[Stored data]
-- Opening Marker --

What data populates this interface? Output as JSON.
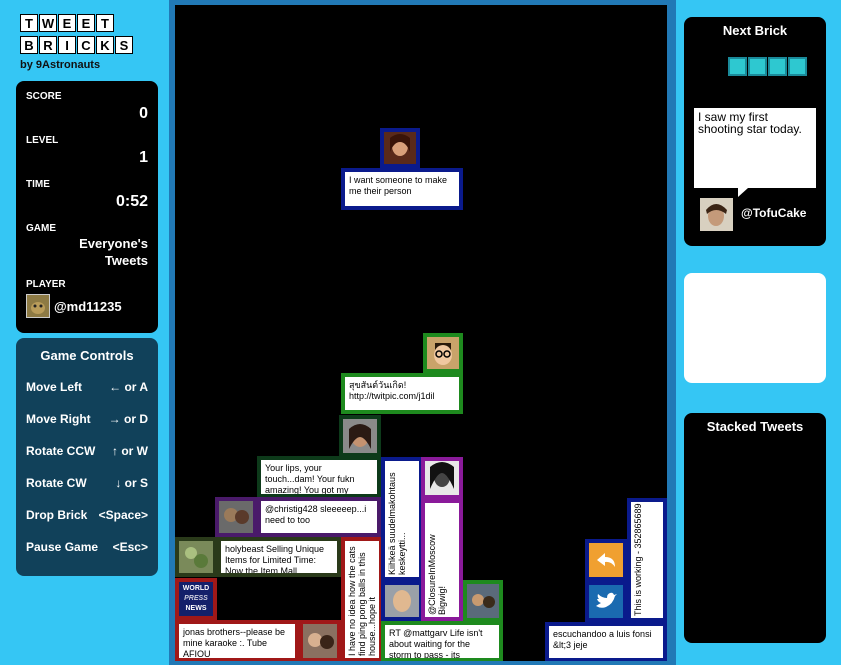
{
  "logo": {
    "row1": [
      "T",
      "W",
      "E",
      "E",
      "T"
    ],
    "row2": [
      "B",
      "R",
      "I",
      "C",
      "K",
      "S"
    ],
    "byline": "by 9Astronauts"
  },
  "stats": {
    "score_label": "SCORE",
    "score_value": "0",
    "level_label": "LEVEL",
    "level_value": "1",
    "time_label": "TIME",
    "time_value": "0:52",
    "game_label": "GAME",
    "game_value_line1": "Everyone's",
    "game_value_line2": "Tweets",
    "player_label": "PLAYER",
    "player_value": "@md11235"
  },
  "controls": {
    "title": "Game Controls",
    "rows": [
      {
        "label": "Move Left",
        "key": "← or A"
      },
      {
        "label": "Move Right",
        "key": "→ or D"
      },
      {
        "label": "Rotate CCW",
        "key": "↑ or W"
      },
      {
        "label": "Rotate CW",
        "key": "↓ or S"
      },
      {
        "label": "Drop Brick",
        "key": "<Space>"
      },
      {
        "label": "Pause Game",
        "key": "<Esc>"
      }
    ]
  },
  "next_brick": {
    "title": "Next Brick",
    "tweet": "I saw my first shooting star today.",
    "user": "@TofuCake",
    "brick_color": "#2ec8d0"
  },
  "stacked": {
    "title": "Stacked Tweets"
  },
  "board": {
    "falling": {
      "text": "I want someone to make me their person",
      "color": "#0a1a8c"
    },
    "tweets": {
      "green_top": "สุขสันต์วันเกิด! http://twitpic.com/j1dil",
      "dark_green": "Your lips, your touch...dam! Your fukn amazing! You got my",
      "purple_gray": "@christig428 sleeeeep...i need to too",
      "olive": "holybeast Selling Unique Items for Limited Time: Now the Item Mall...",
      "red": "jonas brothers--please be mine karaoke :. Tube AFIOU",
      "vertical_white": "I have no idea how the cats find ping pong balls in this house...hope it",
      "vertical_blue": "Kiihkeä suudelmakohtaus keskeytti...",
      "vertical_purple": "@ClosureInMoscow Bigwig!",
      "rt_green": "RT @mattgarv Life isn't about waiting for the storm to pass - its",
      "blue_right": "escuchandoo a luis fonsi &lt;3 jeje",
      "vertical_right": "This is working - 352865689",
      "world_news": [
        "WORLD",
        "PRESS",
        "NEWS"
      ]
    },
    "colors": {
      "green": "#1e8a1e",
      "dark_green": "#0d3a1a",
      "purple": "#4a1a6a",
      "red": "#a01818",
      "navy": "#0a1a8c",
      "magenta": "#8a1a9a",
      "olive": "#2a3a1a"
    }
  }
}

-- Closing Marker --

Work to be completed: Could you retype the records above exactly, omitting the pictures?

Result for this exercise:
What data populates this interface? Output as JSON.
{
  "logo": {
    "row1": [
      "T",
      "W",
      "E",
      "E",
      "T"
    ],
    "row2": [
      "B",
      "R",
      "I",
      "C",
      "K",
      "S"
    ],
    "byline": "by 9Astronauts"
  },
  "stats": {
    "score_label": "SCORE",
    "score_value": "0",
    "level_label": "LEVEL",
    "level_value": "1",
    "time_label": "TIME",
    "time_value": "0:52",
    "game_label": "GAME",
    "game_value_line1": "Everyone's",
    "game_value_line2": "Tweets",
    "player_label": "PLAYER",
    "player_value": "@md11235"
  },
  "controls": {
    "title": "Game Controls",
    "rows": [
      {
        "label": "Move Left",
        "key": "← or A"
      },
      {
        "label": "Move Right",
        "key": "→ or D"
      },
      {
        "label": "Rotate CCW",
        "key": "↑ or W"
      },
      {
        "label": "Rotate CW",
        "key": "↓ or S"
      },
      {
        "label": "Drop Brick",
        "key": "<Space>"
      },
      {
        "label": "Pause Game",
        "key": "<Esc>"
      }
    ]
  },
  "next_brick": {
    "title": "Next Brick",
    "tweet": "I saw my first shooting star today.",
    "user": "@TofuCake",
    "brick_color": "#2ec8d0"
  },
  "stacked": {
    "title": "Stacked Tweets"
  },
  "board": {
    "falling": {
      "text": "I want someone to make me their person",
      "color": "#0a1a8c"
    },
    "tweets": {
      "green_top": "สุขสันต์วันเกิด! http://twitpic.com/j1dil",
      "dark_green": "Your lips, your touch...dam! Your fukn amazing! You got my",
      "purple_gray": "@christig428 sleeeeep...i need to too",
      "olive": "holybeast Selling Unique Items for Limited Time: Now the Item Mall...",
      "red": "jonas brothers--please be mine karaoke :. Tube AFIOU",
      "vertical_white": "I have no idea how the cats find ping pong balls in this house...hope it",
      "vertical_blue": "Kiihkeä suudelmakohtaus keskeytti...",
      "vertical_purple": "@ClosureInMoscow Bigwig!",
      "rt_green": "RT @mattgarv Life isn't about waiting for the storm to pass - its",
      "blue_right": "escuchandoo a luis fonsi &lt;3 jeje",
      "vertical_right": "This is working - 352865689",
      "world_news": [
        "WORLD",
        "PRESS",
        "NEWS"
      ]
    },
    "colors": {
      "green": "#1e8a1e",
      "dark_green": "#0d3a1a",
      "purple": "#4a1a6a",
      "red": "#a01818",
      "navy": "#0a1a8c",
      "magenta": "#8a1a9a",
      "olive": "#2a3a1a"
    }
  }
}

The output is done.